A tribute following the death of The Wharf’s former editor
Former editor of The Wharf Daniel Bourke pays tribute to his colleague and successor, Ann Stenhouse, who has died at the age of 41
Ann Stenhouse, who has died aged 41, was the fourth editor of The Wharf newspaper and a mother, partner, friend and national newspaper journalist of deservedly high repute.
She grew up in Hornsey, north London and studied at Exeter University before landing her first job in journalism at a business-to-business periodical publisher in the City.
The magazines were badly run in an amusing way and the young workforce maintained a fine sense of fun, especially after lunch at The Gun public house, situated in the same building.
It was here that she caught the eye of the third editor of The Wharf, the writer of this piece.
I had recently been mistakenly promoted to the role and was desperate to find a deputy who could make up for my many shortcomings. In Ann – serious, proper, funny, grown-up – I knew I had found my woman.
She excelled as my deputy, and when my time on the paper came to an end she stepped into my shoes and very soon took a load of the grown-up decisions I had avoided throughout my tenure.
Liberated from the desk-bound role of the deputy, Ann launched herself on the Wharf’s social scene, making contacts and friends across the businesses, charities, public bodies and public houses of the estate and beyond.
The role really allowed her personality to come out and to flourish. She was down-to-earth, funny to the point of harshness and extremely fond of a rant, but none of her cynicism or sarcasm could disguise a genuine kindness and an enormous heart.
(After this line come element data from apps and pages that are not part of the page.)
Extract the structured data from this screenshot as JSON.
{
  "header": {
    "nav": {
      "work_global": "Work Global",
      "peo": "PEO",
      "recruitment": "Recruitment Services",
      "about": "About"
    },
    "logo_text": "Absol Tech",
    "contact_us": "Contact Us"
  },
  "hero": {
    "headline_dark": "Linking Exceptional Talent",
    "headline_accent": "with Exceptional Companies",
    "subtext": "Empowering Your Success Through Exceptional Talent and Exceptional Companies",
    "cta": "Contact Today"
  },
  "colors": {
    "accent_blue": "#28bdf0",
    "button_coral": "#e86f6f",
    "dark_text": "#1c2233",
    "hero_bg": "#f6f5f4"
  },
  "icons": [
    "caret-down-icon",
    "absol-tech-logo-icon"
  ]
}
Those who worked under her were blessed with a caring, thoughtful and decisive boss. Unforgiving of some failings (bluffing) but indulgent of many more (particularly hangovers), she championed people and fought their corner with the bosses.
She was herself a very social animal and fond of a postdeadline afternoon contemplating life’s bigger questions and smaller irritants over buckets of Pinot Grigio at Davy’s.
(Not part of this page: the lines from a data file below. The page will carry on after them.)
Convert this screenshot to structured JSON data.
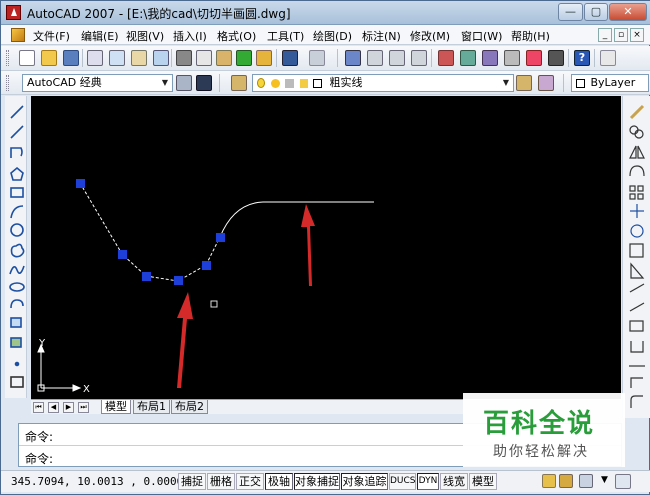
{
  "window": {
    "title": "AutoCAD 2007 - [E:\\我的cad\\切切半画圆.dwg]",
    "buttons": [
      "—",
      "▢",
      "✕"
    ],
    "mdi_buttons": [
      "_",
      "▫",
      "×"
    ]
  },
  "menu": {
    "items": [
      "文件(F)",
      "编辑(E)",
      "视图(V)",
      "插入(I)",
      "格式(O)",
      "工具(T)",
      "绘图(D)",
      "标注(N)",
      "修改(M)",
      "窗口(W)",
      "帮助(H)"
    ]
  },
  "toolbar": {
    "workspace": "AutoCAD 经典",
    "layer": "粗实线",
    "linetype": "ByLayer"
  },
  "drawing": {
    "background_color": "#000000",
    "grip_color": "#1e3fd8",
    "arrow_color": "#d42a2a",
    "line_color": "#ffffff",
    "ucs_y": "Y",
    "ucs_x": "X"
  },
  "tabs": {
    "nav": [
      "⏮",
      "◀",
      "▶",
      "⏭"
    ],
    "items": [
      "模型",
      "布局1",
      "布局2"
    ]
  },
  "command": {
    "line1": "命令:",
    "line2": "命令:"
  },
  "status": {
    "coords": "345.7094, 10.0013 , 0.0000",
    "toggles": [
      "捕捉",
      "栅格",
      "正交",
      "极轴",
      "对象捕捉",
      "对象追踪",
      "DUCS",
      "DYN",
      "线宽",
      "模型"
    ]
  },
  "watermark": {
    "title": "百科全说",
    "subtitle": "助你轻松解决"
  }
}
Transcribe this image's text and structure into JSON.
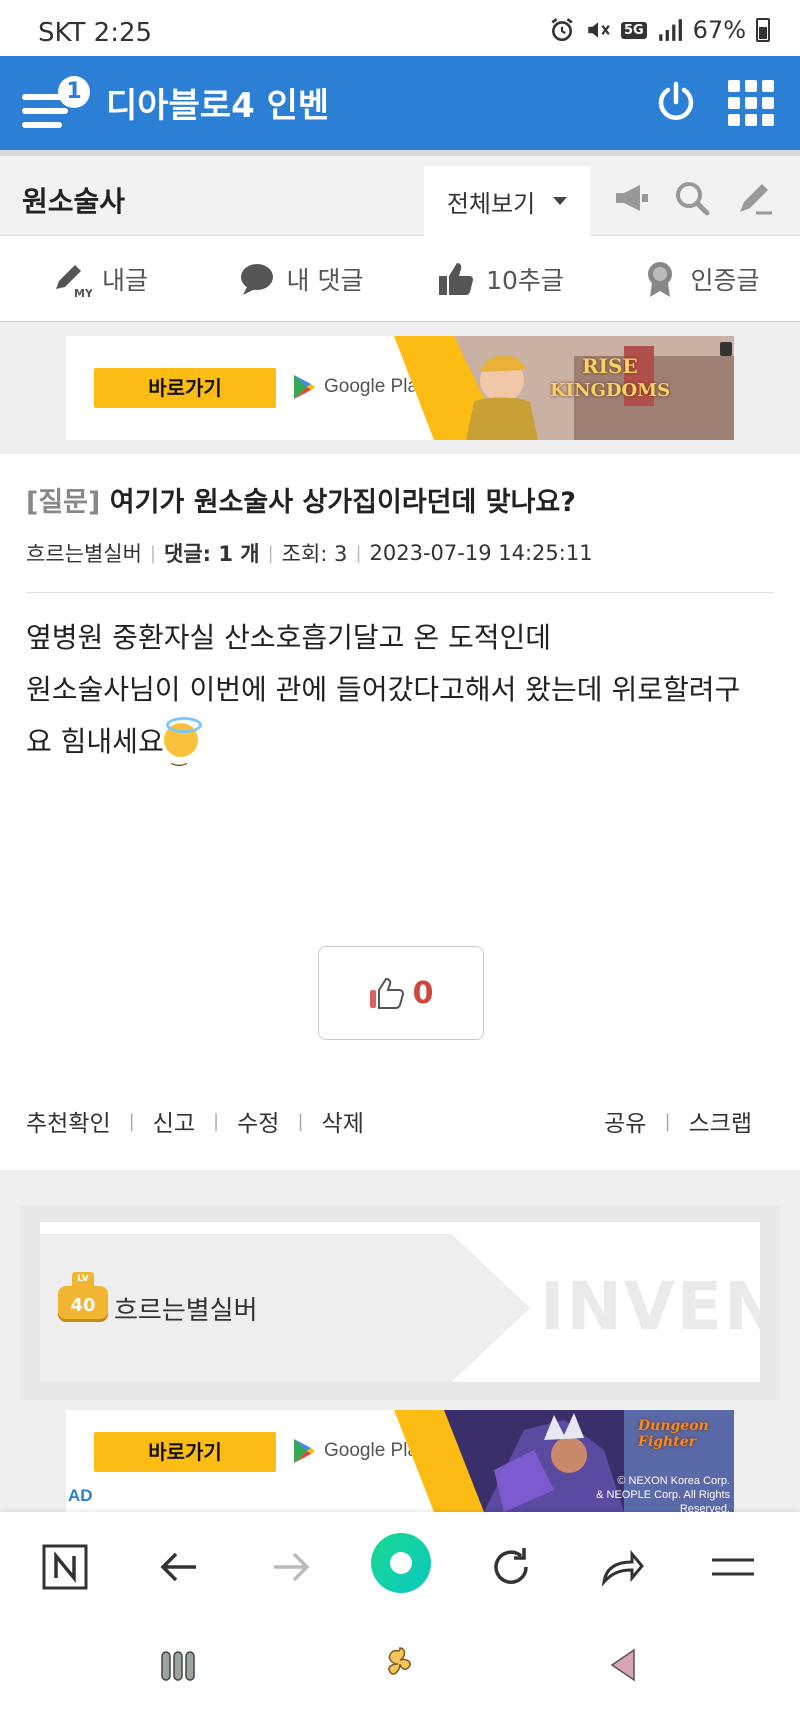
{
  "status_bar": {
    "carrier_time": "SKT 2:25",
    "network": "5G",
    "battery": "67%"
  },
  "header": {
    "title": "디아블로4 인벤",
    "menu_badge": "1"
  },
  "board_bar": {
    "board_name": "원소술사",
    "view_filter": "전체보기"
  },
  "quick_menu": [
    {
      "label": "내글",
      "icon": "my-post-pencil-icon"
    },
    {
      "label": "내 댓글",
      "icon": "comment-bubble-icon"
    },
    {
      "label": "10추글",
      "icon": "thumbs-up-icon"
    },
    {
      "label": "인증글",
      "icon": "medal-icon"
    }
  ],
  "ad_top": {
    "button": "바로가기",
    "store": "Google Play",
    "game": [
      "RISE",
      "KINGDOMS"
    ]
  },
  "post": {
    "tag": "[질문]",
    "title": "여기가 원소술사 상가집이라던데 맞나요?",
    "author": "흐르는별실버",
    "comments_label": "댓글: 1 개",
    "views": "조회: 3",
    "date": "2023-07-19 14:25:11",
    "body_lines": [
      "옆병원 중환자실 산소호흡기달고 온 도적인데",
      "원소술사님이 이번에 관에 들어갔다고해서 왔는데 위로할려구",
      "요 힘내세요"
    ],
    "likes": "0"
  },
  "actions": {
    "left": [
      "추천확인",
      "신고",
      "수정",
      "삭제"
    ],
    "right": [
      "공유",
      "스크랩"
    ]
  },
  "author_card": {
    "level": "40",
    "name": "흐르는별실버",
    "watermark": "INVEN"
  },
  "ad_bottom": {
    "button": "바로가기",
    "store": "Google Play",
    "ad_label": "AD",
    "game": "Dungeon Fighter",
    "copyright_lines": [
      "© NEXON Korea Corp.",
      "& NEOPLE Corp. All Rights Reserved."
    ]
  },
  "colors": {
    "brand_blue": "#2b7fd4",
    "ad_yellow": "#fdbc13",
    "like_red": "#d0453a"
  }
}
She left The Wharf but not the area, moving just across the floor at Mirror Group Newspapers to the
Sunday Mirror, where she took on a senior production role and found even more opportunities for long lunches.
That paper was maybe the last bastion of the old Fleet Street, where one would come in around 10(ish), pretend to do some work for an hour or so before retiring to Nicolas for a few sociable drinks. This would be followed by a sandwich somewhere then it was back to the office for a bit of light journalism before going back to the pub for one before home.
In the company of legendary aged boozers and spinners of well-worn Fleet Street yarns, Ann more than held her own, neither overawed nor mocking, she fitted in exactly and was welcomed as a kindred spirit.
She later moved on to various roles on the Daily Mirror back bench – the high-pressure centre of the production of that organ.
This was a less bibulous place and brought out the other side of Ann’s working personality: her ability to graft her behind off.
To work at the intensity she did and to never, as they say, f*** it up, is one thing, but to do so and never lose your sense of perspective or your sense of humour is quite another. Ann did all these things and more.
She was highly in demand and often seconded to other departments where she trained younger journalists, and helped older ones master new technology. Her interaction was marked by patience and kindness – things neither group had been expecting.
Moving effortlessly with the times, Ann made the transition to the Mirror’s web team and made that move look easy.
Her new online friends took to her very quickly, even more so when she started driving traffic to the site with a niche line of stories offering sex advice.
Even these though, were written with a gentleness and humanity one very rarely finds on stories advising what to do about erectile disfunction. She also found herself a new nickname – Annuendo.
Of course, the most important things in life happened away from work. Ann and her partner Sophie had a baby boy, Louie, nearly three years ago, and Ann brimmed with love for him and for their family, and for brother David, sister Isla, and her dad and step-mum.
Ann took the paternity leave while Sophie took maternity leave, and Ann navigated her role as “Parent Number Two” with joy (you can hear her discuss that on a very touching episode of the the Mirror’s
First Time Dads podcast). When cancer came she fought it with all the tools in her box: her humour, her courage, her ability to graft and the love she had for others and the love she was held in. She had taken time off for chemotherapy and had returned to work part-time (frustrated, one suspected, at not working her arse off ).
But then pneumonia came and carried her off and it is impossible to believe she is gone.
She was a great champion of this newspaper and of the estate. She was a defender of proper journalism and a demander of good times from life. Most of those who knew her loved her, and all of us will miss her terribly.
Left, Ann Stenhouse, pictured in 2002 when deputy editor ofThe Wharf, presenting a best restaurant award to Carluccio’s manager Steven Kaddish